The study found:
Needs of seniors with disabilities are unstable
Older adults' health and abilities change continually, sometimes unpredictably. Most of the respondents' declines in health were slow to moderate, but for several, their health worsened dramatically in a short period. For instance, Michael, 74, depended on one IHSS caregiver for 40 hours a week to help manage his diabetes. But when Michael was alone, he could not give himself the appropriate medications and eventually had to move into a nursing home.
For many seniors, their declining health and uncertain support also exacerbated existing mood disorders and other chronic mental health conditions.
Seniors, families try to cobble together a support system to survive
Some older adults with disabilities need around-the-clock care, while others manage with a limited number of caregiver hours each week. Miriam, 81, suffered a massive stroke and manages a host of chronic diseases, including diabetes and high blood pressure.
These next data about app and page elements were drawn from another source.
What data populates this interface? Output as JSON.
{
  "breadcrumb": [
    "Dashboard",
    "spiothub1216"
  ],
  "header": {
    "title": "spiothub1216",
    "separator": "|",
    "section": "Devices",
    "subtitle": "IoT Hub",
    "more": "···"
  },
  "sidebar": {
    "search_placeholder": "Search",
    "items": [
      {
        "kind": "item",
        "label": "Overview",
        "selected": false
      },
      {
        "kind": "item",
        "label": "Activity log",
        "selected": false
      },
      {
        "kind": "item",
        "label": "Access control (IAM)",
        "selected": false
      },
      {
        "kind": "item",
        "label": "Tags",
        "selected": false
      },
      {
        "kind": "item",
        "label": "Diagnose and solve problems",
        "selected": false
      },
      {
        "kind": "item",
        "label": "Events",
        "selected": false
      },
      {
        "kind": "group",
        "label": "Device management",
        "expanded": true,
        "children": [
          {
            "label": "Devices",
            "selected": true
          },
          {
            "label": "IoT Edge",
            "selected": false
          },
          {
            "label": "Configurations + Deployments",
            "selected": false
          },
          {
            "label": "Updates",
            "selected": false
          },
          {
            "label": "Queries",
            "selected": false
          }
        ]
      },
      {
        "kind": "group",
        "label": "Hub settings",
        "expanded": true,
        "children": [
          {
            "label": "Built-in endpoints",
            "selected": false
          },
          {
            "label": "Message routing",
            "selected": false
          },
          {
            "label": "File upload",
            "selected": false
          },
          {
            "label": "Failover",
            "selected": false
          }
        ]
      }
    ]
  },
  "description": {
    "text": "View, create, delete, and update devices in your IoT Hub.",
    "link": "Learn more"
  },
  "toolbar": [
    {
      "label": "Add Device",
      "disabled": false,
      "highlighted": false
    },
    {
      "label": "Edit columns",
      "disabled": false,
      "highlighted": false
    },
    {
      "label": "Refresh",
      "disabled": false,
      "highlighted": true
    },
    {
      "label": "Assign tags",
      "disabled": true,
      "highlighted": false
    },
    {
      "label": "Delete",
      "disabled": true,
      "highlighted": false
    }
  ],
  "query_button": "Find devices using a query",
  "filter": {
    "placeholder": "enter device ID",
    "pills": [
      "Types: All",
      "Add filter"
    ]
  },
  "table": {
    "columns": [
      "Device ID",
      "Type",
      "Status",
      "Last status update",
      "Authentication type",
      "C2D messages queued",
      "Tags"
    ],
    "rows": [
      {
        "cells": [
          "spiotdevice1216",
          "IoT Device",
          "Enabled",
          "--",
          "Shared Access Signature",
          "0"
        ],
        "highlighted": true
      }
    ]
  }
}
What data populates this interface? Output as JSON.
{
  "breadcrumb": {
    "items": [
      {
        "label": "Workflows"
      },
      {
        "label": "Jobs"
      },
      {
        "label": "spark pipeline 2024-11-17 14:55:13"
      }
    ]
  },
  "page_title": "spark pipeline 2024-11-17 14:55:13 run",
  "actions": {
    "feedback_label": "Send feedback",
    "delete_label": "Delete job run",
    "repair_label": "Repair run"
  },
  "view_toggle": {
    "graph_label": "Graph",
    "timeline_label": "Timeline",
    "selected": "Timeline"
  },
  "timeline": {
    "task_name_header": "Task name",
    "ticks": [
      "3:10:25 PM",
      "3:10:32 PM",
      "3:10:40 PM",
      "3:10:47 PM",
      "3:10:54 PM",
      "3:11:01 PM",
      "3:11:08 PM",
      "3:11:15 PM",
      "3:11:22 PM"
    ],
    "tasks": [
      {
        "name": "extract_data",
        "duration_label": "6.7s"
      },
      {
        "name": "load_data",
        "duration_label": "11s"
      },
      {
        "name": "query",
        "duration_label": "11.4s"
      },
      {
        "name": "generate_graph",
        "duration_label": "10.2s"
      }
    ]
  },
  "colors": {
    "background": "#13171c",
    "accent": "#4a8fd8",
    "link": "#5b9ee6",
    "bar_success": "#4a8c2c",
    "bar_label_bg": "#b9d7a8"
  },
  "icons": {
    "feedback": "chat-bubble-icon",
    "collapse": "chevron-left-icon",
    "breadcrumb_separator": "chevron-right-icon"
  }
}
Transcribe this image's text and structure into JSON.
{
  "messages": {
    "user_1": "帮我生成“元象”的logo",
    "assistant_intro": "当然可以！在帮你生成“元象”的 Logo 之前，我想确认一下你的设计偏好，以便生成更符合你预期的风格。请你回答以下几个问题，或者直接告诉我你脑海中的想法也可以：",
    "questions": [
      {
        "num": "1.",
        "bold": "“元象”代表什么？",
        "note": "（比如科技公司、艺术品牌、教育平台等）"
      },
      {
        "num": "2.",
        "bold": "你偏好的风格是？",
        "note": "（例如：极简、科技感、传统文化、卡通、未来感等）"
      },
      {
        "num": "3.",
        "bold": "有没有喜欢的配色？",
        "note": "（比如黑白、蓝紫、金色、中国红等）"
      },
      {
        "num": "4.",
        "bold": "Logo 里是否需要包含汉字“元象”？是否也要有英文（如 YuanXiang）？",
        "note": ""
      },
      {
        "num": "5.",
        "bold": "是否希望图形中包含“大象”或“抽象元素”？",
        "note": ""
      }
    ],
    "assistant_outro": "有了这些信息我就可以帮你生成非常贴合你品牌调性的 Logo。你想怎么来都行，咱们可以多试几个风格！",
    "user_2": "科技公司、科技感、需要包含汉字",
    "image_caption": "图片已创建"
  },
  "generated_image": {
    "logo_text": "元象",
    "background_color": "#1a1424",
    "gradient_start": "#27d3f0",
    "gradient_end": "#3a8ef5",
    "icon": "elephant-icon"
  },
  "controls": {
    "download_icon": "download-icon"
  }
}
She uses a wheelchair, has minimal use of her arms and needs help to eat, dress, bathe, use the toilet and perform other tasks.
For more than a decade, Miriam has relied on various support networks, including an IHSS caregiver, a family caregiver partially paid by IHSS, and the help of extended family members. Miriam's six children helped cover the cost of her care, but when one daughter recently lost her job, Miriam used all her savings to pay for help. The family doesn't know how they will continue to pay for Miriam's care.
Recession, budgets cuts greatly impact low-income seniors
In addition to a possible 20 percent reduction in IHSS hours set to take effect on Jan. 1, 2012, seniors with disabilities are also faced with the downsizing and transition of Adult Day Health Care (ADHC) centers into a much reduced and yet-to-be defined program on Mar. 1, 2012. ADHC serves
|Contact: Letisia Marquez|
University of California - Los Angeles